• [ABOUT THIS TASK]: Count the lines below that hold the word "title" and say how many, with no other text.
[SUPPLIED DATA Boundary: Start]
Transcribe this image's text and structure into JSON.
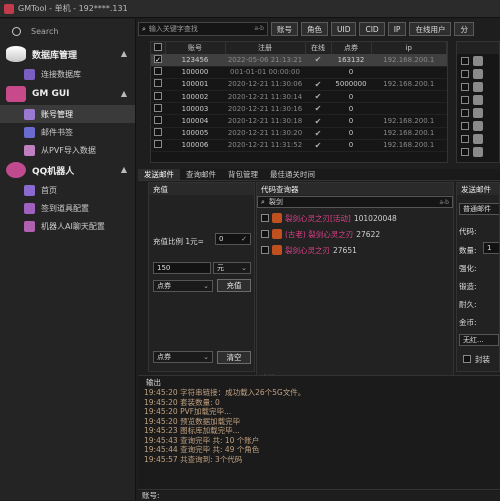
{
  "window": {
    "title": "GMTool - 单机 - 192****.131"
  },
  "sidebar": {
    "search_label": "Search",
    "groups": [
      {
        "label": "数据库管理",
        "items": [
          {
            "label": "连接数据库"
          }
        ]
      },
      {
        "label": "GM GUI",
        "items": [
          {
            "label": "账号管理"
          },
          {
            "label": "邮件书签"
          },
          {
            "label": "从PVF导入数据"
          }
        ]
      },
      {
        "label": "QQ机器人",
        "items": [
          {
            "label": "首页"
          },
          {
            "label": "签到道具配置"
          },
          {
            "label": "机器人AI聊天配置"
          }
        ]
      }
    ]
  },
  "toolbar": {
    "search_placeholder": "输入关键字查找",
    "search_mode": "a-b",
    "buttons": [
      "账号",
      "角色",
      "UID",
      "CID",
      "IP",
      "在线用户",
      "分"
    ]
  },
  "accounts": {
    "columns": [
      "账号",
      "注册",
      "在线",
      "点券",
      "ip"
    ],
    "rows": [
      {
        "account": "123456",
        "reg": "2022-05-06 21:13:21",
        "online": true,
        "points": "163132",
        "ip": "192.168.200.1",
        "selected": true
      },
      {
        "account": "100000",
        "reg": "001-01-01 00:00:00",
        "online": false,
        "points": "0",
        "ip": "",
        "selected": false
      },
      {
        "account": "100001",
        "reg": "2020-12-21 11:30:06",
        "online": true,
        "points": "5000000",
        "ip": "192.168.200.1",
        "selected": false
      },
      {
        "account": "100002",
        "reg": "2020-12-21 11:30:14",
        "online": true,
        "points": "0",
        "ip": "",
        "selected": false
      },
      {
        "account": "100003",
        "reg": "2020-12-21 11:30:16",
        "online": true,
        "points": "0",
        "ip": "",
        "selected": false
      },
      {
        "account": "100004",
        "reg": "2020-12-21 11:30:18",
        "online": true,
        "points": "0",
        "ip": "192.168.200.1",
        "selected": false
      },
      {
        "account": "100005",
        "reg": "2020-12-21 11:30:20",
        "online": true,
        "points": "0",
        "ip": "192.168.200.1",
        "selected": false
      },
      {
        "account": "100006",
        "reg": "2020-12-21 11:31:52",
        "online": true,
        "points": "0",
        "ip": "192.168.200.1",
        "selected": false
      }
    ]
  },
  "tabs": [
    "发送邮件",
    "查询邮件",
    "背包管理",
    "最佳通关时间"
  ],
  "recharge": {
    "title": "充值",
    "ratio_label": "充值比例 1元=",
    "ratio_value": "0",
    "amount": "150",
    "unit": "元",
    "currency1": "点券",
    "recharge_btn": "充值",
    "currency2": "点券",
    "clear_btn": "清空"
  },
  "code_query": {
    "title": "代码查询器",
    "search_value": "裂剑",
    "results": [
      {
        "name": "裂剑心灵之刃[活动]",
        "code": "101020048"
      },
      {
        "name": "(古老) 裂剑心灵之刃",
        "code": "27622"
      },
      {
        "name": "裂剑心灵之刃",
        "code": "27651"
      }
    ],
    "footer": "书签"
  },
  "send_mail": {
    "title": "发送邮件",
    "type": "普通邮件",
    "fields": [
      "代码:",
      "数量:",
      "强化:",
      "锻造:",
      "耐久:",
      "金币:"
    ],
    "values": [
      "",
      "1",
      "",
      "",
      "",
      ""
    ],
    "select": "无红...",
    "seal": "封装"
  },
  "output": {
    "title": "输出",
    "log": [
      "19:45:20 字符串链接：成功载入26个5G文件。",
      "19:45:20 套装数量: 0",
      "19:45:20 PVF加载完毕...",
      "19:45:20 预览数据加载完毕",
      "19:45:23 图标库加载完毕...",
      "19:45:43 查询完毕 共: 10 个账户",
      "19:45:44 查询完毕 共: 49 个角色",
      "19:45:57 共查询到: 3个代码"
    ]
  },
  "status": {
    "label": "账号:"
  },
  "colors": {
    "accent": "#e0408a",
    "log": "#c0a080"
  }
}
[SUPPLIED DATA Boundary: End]
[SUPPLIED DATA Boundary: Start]
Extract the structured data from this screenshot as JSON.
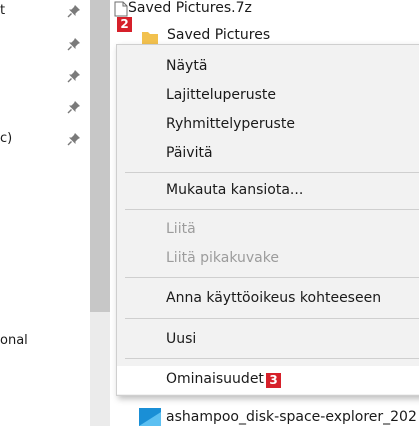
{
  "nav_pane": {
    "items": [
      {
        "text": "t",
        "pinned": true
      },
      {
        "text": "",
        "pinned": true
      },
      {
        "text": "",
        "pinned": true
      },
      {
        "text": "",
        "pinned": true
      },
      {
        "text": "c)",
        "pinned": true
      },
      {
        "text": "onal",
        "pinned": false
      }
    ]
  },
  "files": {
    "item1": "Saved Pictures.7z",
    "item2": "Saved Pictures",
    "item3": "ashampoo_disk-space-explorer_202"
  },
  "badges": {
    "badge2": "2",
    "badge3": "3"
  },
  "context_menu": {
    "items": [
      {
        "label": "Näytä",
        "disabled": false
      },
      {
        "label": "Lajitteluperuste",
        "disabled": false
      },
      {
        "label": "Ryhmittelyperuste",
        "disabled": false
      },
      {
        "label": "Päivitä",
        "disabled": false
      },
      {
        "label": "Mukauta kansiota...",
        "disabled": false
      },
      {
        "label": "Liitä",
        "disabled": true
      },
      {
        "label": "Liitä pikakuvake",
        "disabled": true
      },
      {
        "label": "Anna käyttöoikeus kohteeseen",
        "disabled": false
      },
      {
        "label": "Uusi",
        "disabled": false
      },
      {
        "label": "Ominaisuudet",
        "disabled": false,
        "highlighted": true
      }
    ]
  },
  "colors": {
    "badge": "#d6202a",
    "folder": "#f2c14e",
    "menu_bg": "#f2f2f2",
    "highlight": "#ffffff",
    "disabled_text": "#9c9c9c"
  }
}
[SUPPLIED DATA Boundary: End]
• [WRITTEN SOLUTION]: 5